Talking of ICAs…..the long-running series is the thing I’m most proud of on this blog. It’s incredible to think that almost two-thirds of them have come from guest contributors; it is the perfect illustration of how I want T(n)VV to be a collective rather than the work of one 50-something fat and balding bloke who has no kids to direct him to what he should be listening to nowadays instead of wallowing in the delights of antiques.
I’ve decided that I’m not going to lose my enthusiasm through striving for a posting every single day from now on, although I do, as it happens, have enough just about enough ideas and things to see me through to Easter. I’ve had something of an obsession in posting every day, partly as it seemed to be meeting what was an ever-increasing demand based on the number of visitors and hits going up on a year-by-year basis; however, the stats for 2017 showed something of a drop – down by 10% on 2016 – although the number of comments left behind was higher than before.
These figures are no real surprise given that more and more folk seem to be moving away from reading blogs to consuming their info via shorter and more immediate forms of social media and many bloggers have adjusted things accordingly. I take a lot of comfort from the fact that those who do come in here on a frequent basis seem to revel in the length and format of the posts with many readers very happy to offer their views and opinions – the regulars know who you are and I’m hugely grateful for all you do.
So that’s sort of the T(n)VV manifesto for 2018 and beyond. In summary, more of the same rubbish but possibly with less frequency. I do hope you continue to enjoy the ride.
Oh, there’s one more thing. This blog is now going to avoid, as best as it can, all mentions of Morrissey as a solo artist. He pissed me off big style last year and he’s now beyond defending. I haven’t even glanced at his latest album. I will occasionally sing the praises of The Smiths – they still mean so much to me and if anything, Johnny is trying extra hard to rectify the sins of his former sparring partner.
I really think the title of a Steve Mason song provides a good way to sign off for today. You’ll be pleased to hear there’s no moaning tomorrow as there’s a guest contribution – from our Swedish Correspondent, no less.
mp3 : Steve Mason – Words In My Head

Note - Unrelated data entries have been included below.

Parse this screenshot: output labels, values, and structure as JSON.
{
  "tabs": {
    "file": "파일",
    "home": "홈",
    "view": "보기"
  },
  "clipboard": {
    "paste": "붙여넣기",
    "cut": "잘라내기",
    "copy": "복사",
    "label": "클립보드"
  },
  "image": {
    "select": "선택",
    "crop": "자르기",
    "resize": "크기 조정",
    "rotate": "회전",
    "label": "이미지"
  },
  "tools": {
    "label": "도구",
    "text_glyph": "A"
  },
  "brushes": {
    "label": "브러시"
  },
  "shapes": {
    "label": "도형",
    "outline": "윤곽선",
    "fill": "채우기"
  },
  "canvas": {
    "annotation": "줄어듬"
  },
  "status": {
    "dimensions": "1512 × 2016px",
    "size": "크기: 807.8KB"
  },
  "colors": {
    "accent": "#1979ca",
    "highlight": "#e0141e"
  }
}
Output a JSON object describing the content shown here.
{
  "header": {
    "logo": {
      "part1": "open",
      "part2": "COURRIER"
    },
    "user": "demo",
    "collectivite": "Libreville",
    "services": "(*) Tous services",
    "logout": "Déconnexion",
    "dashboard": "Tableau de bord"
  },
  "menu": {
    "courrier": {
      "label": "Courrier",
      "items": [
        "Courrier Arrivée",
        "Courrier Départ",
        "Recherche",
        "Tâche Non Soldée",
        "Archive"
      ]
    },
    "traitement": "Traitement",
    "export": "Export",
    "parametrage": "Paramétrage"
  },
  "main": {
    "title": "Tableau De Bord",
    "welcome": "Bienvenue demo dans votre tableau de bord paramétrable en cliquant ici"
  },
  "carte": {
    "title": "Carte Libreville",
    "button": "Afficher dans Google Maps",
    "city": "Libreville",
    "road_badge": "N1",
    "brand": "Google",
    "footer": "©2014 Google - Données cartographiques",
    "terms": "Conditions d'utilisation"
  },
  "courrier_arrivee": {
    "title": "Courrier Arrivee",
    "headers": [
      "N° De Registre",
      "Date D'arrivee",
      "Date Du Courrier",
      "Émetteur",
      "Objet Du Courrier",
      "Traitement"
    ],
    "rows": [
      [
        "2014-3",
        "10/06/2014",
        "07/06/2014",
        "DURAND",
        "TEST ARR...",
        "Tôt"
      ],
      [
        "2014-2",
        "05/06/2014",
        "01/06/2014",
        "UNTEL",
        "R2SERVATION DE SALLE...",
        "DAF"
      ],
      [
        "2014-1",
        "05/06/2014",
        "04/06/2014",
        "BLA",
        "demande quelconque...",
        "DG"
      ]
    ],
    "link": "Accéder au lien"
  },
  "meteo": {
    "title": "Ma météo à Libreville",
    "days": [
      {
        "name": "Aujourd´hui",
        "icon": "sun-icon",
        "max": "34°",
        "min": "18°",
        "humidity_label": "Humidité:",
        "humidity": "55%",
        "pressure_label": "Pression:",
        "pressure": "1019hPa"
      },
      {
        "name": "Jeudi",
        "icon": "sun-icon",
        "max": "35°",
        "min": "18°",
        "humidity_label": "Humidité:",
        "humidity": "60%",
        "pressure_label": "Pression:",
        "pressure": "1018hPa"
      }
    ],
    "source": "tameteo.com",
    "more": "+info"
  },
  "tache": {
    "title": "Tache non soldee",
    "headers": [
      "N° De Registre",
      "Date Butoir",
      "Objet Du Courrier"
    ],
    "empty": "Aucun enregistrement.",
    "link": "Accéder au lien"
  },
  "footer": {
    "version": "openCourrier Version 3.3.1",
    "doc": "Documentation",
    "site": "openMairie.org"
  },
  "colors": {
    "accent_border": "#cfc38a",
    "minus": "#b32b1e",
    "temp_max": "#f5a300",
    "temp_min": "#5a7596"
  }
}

PS : I typed all this out a few days ago, clearly with a troubled mind. But there, seemingly, is an explanation. My wee note of ‘welcome back’ to the The Sound of Being OK crew was posted to their office – KT seemingly is an expert on profiling folk based on their handwriting. She has declared to SWC and Tim that I’m a psychopath. She might be onto something…